Last modified on Monday, 15 September 2008 22:13
Fruit themed gadget maker Apple has been killing off competition from its iTunes site lately.
This week it told Podcaster that since it wrote code that competed with its own software it would not be allowed to sell its wares. It claims that Podcaster assists in the distribution of podcasts, which duplicates the functionality of the podcast section of iTunes. Many would think that it is fair enough that Apple says who can buy and sell things on its site. After all, it does not make sense that it allows rivals to put their software up.
However, the problem is that Apple is effectively creating and enforcing a monopoly on a platform that is set to grow. For iTunes to be successful it will have to convince people that it is vender non-specific. There is another problem, Apple needs developers to write applications for its iPhone, but it has not given anyone any guidelines over what is acceptable and which functionality is naughty in the sight of Steve Jobs.
Developers could be wasting their time writing iPhone applications if Apple runs a product that it wants to prop up or might want to flog in the future.
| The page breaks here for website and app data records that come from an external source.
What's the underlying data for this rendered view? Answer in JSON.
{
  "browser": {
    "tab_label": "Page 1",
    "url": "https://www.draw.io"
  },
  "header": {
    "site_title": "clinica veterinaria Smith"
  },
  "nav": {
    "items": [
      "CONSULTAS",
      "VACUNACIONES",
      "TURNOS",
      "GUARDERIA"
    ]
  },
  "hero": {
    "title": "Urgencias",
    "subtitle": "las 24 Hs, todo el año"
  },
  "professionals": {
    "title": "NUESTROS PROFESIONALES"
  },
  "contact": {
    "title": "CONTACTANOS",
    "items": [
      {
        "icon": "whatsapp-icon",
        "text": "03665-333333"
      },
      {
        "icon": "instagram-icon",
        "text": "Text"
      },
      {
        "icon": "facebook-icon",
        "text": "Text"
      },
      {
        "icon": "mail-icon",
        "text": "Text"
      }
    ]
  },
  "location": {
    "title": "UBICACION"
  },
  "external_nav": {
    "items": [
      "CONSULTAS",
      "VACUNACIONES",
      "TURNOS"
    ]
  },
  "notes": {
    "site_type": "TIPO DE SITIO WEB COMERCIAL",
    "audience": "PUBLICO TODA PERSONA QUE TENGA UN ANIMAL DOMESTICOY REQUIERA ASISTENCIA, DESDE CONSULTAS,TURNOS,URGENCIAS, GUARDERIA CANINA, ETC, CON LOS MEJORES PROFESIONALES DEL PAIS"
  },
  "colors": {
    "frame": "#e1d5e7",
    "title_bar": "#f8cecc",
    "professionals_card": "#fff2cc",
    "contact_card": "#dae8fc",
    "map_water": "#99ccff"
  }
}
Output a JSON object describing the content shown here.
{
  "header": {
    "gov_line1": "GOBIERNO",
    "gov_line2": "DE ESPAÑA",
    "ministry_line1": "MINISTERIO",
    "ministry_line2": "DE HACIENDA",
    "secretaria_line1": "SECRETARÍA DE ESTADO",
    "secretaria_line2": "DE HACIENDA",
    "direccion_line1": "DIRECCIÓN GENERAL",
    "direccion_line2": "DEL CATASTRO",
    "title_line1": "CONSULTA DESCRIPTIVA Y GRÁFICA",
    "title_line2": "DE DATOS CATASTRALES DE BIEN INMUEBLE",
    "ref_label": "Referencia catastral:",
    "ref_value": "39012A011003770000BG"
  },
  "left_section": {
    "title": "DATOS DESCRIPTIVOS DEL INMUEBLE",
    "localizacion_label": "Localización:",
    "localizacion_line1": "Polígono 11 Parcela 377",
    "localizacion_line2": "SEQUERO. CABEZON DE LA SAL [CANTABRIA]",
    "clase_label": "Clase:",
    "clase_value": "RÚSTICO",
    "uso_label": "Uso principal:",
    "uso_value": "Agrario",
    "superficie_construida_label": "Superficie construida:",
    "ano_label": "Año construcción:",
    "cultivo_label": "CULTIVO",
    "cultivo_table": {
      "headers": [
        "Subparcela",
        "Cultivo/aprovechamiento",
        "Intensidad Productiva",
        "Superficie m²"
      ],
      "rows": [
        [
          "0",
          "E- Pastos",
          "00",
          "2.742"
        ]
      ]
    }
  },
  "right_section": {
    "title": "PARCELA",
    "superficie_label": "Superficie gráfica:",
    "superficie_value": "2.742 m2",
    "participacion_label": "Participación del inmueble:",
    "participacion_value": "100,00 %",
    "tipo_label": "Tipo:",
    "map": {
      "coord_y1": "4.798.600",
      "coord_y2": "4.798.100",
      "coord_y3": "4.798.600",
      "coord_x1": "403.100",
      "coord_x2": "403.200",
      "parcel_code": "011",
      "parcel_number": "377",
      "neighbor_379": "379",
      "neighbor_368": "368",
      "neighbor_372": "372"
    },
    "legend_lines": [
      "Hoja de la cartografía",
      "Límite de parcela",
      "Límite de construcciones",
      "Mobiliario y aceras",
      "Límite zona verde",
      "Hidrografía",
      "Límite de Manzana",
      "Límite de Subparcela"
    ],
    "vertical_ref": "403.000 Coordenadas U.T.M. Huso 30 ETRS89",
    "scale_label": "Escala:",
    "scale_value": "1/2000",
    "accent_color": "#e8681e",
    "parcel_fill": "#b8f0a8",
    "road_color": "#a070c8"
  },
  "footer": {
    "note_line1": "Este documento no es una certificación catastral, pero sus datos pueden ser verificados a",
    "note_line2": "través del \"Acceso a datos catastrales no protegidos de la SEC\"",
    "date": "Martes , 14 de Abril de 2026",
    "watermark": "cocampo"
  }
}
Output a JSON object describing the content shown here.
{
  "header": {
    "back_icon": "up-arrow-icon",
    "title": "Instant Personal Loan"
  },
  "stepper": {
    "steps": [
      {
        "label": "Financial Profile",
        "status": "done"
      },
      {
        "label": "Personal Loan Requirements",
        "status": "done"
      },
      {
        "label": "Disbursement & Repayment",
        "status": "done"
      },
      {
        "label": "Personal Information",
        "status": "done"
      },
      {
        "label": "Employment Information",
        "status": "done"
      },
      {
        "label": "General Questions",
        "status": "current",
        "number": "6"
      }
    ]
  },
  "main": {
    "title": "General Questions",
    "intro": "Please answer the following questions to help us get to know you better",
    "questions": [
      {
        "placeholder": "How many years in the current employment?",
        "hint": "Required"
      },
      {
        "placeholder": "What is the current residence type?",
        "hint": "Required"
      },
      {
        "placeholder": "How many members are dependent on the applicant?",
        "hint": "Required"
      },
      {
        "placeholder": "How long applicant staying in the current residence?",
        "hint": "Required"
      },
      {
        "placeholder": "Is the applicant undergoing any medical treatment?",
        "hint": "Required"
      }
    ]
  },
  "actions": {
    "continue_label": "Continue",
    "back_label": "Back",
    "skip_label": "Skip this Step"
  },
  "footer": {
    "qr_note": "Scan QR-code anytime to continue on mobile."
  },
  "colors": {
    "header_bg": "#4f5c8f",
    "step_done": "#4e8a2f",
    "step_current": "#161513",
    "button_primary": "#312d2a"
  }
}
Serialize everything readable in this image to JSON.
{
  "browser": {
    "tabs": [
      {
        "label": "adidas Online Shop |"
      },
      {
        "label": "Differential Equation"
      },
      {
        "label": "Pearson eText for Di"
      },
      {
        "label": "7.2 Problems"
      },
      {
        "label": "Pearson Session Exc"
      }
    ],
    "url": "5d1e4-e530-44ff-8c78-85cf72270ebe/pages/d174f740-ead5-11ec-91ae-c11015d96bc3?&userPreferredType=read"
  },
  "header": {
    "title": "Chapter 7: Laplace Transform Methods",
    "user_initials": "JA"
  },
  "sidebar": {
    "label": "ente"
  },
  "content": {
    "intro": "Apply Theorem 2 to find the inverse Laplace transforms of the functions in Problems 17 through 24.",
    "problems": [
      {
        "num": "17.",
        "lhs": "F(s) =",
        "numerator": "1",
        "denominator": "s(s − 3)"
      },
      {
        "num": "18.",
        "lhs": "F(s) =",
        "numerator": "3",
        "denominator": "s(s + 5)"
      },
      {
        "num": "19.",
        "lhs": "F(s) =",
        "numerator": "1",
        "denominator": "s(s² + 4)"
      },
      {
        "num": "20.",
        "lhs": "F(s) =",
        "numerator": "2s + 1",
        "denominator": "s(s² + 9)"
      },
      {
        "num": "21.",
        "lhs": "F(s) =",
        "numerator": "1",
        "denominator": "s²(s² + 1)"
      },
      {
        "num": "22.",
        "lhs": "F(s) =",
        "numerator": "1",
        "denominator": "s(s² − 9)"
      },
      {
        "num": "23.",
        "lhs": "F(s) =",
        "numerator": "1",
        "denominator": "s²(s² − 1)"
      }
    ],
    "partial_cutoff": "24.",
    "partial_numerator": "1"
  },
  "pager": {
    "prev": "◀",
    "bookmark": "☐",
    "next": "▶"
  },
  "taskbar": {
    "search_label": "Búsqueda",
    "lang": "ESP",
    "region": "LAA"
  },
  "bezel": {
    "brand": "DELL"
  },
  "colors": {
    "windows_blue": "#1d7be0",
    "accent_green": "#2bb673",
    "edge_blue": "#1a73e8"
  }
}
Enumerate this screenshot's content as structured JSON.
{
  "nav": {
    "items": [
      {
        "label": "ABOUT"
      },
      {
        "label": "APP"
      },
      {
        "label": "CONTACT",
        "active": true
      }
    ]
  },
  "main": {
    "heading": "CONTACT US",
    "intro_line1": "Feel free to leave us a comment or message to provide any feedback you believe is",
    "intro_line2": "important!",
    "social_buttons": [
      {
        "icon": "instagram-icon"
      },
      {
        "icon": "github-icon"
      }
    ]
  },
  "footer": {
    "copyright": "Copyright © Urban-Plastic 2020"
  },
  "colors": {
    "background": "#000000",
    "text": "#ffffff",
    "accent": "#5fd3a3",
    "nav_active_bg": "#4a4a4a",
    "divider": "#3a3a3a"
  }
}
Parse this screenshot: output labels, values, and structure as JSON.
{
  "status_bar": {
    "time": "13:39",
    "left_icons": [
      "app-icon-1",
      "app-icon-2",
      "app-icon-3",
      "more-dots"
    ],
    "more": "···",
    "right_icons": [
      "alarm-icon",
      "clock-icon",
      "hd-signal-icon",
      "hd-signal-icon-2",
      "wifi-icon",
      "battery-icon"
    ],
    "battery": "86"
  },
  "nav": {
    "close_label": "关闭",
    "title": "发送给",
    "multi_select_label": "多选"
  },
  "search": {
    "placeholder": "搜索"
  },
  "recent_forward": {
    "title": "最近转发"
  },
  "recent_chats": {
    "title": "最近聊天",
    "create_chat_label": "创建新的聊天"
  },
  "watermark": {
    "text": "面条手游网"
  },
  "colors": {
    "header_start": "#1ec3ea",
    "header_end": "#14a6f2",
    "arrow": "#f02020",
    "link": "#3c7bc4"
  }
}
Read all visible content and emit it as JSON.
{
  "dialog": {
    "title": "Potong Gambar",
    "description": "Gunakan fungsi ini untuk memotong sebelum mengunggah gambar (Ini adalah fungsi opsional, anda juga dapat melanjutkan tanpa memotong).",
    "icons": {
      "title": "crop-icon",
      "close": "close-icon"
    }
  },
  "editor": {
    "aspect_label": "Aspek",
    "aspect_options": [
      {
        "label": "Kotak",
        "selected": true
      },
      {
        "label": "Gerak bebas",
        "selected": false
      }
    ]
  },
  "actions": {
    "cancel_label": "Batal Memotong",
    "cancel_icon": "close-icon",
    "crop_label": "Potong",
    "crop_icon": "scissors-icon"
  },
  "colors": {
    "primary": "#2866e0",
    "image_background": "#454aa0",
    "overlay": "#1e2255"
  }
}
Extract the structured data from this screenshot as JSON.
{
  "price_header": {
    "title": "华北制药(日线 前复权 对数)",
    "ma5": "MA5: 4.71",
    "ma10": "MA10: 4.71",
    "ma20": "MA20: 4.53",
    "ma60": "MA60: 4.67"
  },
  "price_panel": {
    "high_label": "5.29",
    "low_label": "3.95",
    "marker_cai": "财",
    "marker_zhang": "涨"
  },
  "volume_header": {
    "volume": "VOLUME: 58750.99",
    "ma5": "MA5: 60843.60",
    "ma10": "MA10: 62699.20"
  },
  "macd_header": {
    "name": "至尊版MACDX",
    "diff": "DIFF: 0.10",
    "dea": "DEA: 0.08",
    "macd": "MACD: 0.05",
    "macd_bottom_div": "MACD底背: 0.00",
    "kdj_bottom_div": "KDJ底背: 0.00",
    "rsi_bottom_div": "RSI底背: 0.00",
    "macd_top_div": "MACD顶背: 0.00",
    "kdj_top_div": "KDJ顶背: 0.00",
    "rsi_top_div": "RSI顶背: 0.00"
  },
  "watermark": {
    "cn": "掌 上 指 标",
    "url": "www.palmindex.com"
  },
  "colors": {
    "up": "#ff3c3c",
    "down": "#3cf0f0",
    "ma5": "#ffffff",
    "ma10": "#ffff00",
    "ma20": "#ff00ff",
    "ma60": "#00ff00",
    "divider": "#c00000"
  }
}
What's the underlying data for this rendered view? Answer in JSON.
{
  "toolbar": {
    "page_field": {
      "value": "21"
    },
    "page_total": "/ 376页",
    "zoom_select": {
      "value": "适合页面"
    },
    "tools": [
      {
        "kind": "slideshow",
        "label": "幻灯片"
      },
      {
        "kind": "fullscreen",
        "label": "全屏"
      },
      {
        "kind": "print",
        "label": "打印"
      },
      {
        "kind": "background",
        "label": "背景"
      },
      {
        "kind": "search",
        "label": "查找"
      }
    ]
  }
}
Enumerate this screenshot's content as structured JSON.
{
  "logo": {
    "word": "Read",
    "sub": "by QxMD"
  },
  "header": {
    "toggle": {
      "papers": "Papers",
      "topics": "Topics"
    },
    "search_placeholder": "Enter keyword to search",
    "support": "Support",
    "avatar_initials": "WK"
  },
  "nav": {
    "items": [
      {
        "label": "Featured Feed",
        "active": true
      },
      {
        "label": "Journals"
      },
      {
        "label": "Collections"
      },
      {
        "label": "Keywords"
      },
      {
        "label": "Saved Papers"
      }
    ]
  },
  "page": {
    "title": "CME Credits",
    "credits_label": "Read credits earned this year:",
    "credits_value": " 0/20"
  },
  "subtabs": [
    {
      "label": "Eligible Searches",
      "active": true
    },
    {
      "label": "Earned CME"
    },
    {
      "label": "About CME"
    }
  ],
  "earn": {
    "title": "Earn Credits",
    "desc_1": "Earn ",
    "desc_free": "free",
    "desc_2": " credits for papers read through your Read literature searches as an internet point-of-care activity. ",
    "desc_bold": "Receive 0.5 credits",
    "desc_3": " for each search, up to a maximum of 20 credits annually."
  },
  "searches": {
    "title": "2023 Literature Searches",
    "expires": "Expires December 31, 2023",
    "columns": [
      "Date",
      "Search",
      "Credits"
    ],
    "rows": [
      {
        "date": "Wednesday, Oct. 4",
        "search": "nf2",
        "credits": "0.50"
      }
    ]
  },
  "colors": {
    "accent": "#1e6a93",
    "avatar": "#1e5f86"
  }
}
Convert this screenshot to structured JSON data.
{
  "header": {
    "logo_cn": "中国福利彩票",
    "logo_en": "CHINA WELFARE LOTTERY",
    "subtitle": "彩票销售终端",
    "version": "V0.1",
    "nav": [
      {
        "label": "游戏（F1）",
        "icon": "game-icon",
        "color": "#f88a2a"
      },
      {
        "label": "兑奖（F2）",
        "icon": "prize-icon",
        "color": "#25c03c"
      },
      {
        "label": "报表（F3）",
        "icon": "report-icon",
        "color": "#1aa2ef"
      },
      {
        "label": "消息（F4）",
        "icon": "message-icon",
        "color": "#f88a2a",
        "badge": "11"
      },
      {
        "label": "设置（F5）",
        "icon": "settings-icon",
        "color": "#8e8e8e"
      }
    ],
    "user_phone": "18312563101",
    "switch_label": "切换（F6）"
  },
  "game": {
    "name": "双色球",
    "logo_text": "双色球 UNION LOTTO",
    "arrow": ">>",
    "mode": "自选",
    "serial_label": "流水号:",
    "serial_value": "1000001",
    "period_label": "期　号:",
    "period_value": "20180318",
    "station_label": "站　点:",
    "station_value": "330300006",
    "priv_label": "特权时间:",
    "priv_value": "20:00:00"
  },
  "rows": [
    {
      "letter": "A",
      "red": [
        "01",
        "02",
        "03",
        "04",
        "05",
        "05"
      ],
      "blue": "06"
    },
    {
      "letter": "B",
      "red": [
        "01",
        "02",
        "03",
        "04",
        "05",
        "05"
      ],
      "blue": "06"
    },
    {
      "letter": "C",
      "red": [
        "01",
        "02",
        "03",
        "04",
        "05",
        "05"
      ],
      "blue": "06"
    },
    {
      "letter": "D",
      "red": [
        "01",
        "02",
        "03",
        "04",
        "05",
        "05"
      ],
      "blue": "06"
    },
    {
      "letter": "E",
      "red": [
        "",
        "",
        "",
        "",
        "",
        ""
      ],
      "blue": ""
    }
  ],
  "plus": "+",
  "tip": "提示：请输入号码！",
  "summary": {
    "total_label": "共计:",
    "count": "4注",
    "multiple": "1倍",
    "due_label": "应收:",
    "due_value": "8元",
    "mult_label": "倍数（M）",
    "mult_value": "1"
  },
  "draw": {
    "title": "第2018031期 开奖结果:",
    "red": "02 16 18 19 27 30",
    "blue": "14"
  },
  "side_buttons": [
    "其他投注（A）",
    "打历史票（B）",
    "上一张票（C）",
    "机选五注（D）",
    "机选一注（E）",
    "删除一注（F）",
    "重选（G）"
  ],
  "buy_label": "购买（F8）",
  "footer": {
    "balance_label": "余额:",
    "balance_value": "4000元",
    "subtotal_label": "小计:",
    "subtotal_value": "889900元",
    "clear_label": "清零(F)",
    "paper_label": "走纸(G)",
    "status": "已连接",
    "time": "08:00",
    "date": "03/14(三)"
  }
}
This will kill off the third-party application market for the iPhone.